Facilities & Equipment
The facilities, curriculum, teaching methods and faculty have reached high levels of excellence and effectiveness. In Engineering, we have created project spaces that are flexible, allowing easy access for vehicles and machine movement. In addition, new and remodeled labs have been established for computer networks, parallel and distributed computing, autonomous vehicles, product design and prototype fabrication, manufacturing processes and systems, metrology and rapid prototyping.
Engaging the community of practice has long been a part of a UDM engineering education. Today, that tradition is growing as we increasingly emphasize intense industrial collaboration on student projects and applied research focused on the design and creation of new products, materials and processes.

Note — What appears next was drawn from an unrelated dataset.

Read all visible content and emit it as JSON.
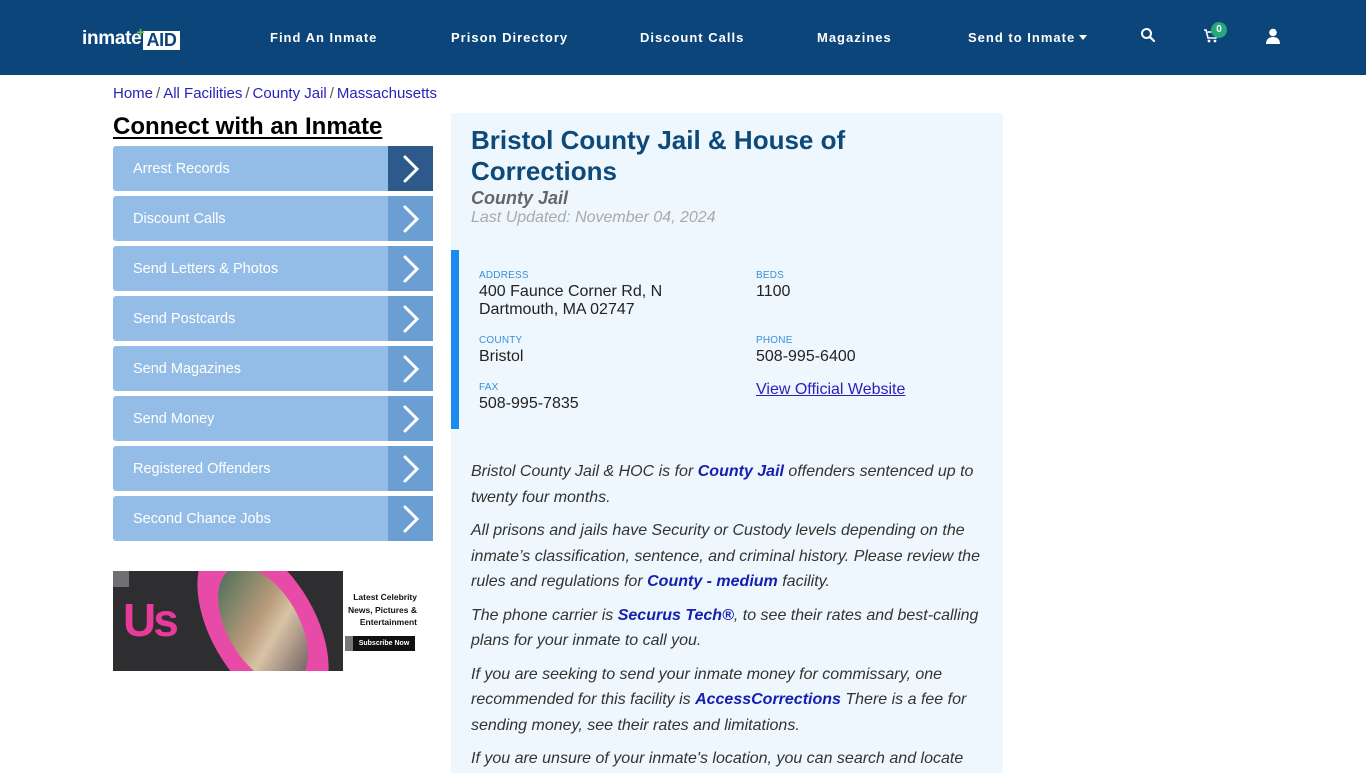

In recent years, the Engineering and Chemistry Buildings have undergone numerous renovations and updating. Classrooms and lecture halls have been remodeled to accommodate advanced instructional and communication technologies and allow flexible seating for team-oriented activities. Our goal in creating our facilities was to have:
- State-of-the-art instrumentation and computing systems; laboratories and project spaces that support continual movement and modification of full-scale industrial equipment and vehicles;
- A building environment that projects an image of advanced technology and innovation; and
- Teaching and learning spaces that support the use of teamwork and advanced instructional and communication technologies.
- Using renewable energy from solar panels.
Major Learning Centers:
- iNSPIRE Lab Learning Center will serve as a nexus for creative activity, mentoring and undergraduate research.
- Center for Automotive Systems Engineering Education (CASEE) will facilitate hands-on collaboration of engineering disciplines and with industry partners such as Ford Motor Company and General Motors.
- Ford Center for Computing: This facility includes two major labs to support courses in the distributed and parallel processing and networking areas. These labs are located on the third floor of the Engineering Building and will support both the computer science and computer engineering programs. Resources include 45 new computers, with routers, hubs and extensive software for communication and distributed computing.
- Denso Team Design Center: This center has five team workrooms, each with conference table, high-end PC with CATIA and other resources to support team design projects. Engineering and computer science students from their first year through graduate school use these rooms. Teams are able to reserve a room for their regular use. One room will be equipped with a projection system for students to practice their presentations.
- Organic Chemistry Lab: This includes exhaust hoods and an enhanced utility systems.
- Visteon Prototype Center: This Center includes extensive prototyping equipment to create mechanical and electrical systems. This includes a second 3-dimensional printer and Computer Numerical Control machines that students use throughout their engineering curriculum to transform their ideas into real working systems (ie - students will build prototypes of their designs).
- Manufacturing Processes Lab: This lab has process equipment for forming, welding, casting, injection molding and painting, as well as woodworking for prototype projects.
- Manufacturing Systems Lab: Faculty teach the students the integration of machining, material handling, perception and controls into complete manufacturing systems in this lab.
- Life Science Smart Classroom: This classrooms has extensive multimedia presentation hardware and software and the wireless network and power at all seats to allow easy presentation and transfer of all manner of digitally based materials.
- Physics and Optics laboratories in the Chemistry Building
- Analytical Chemistry laboratories.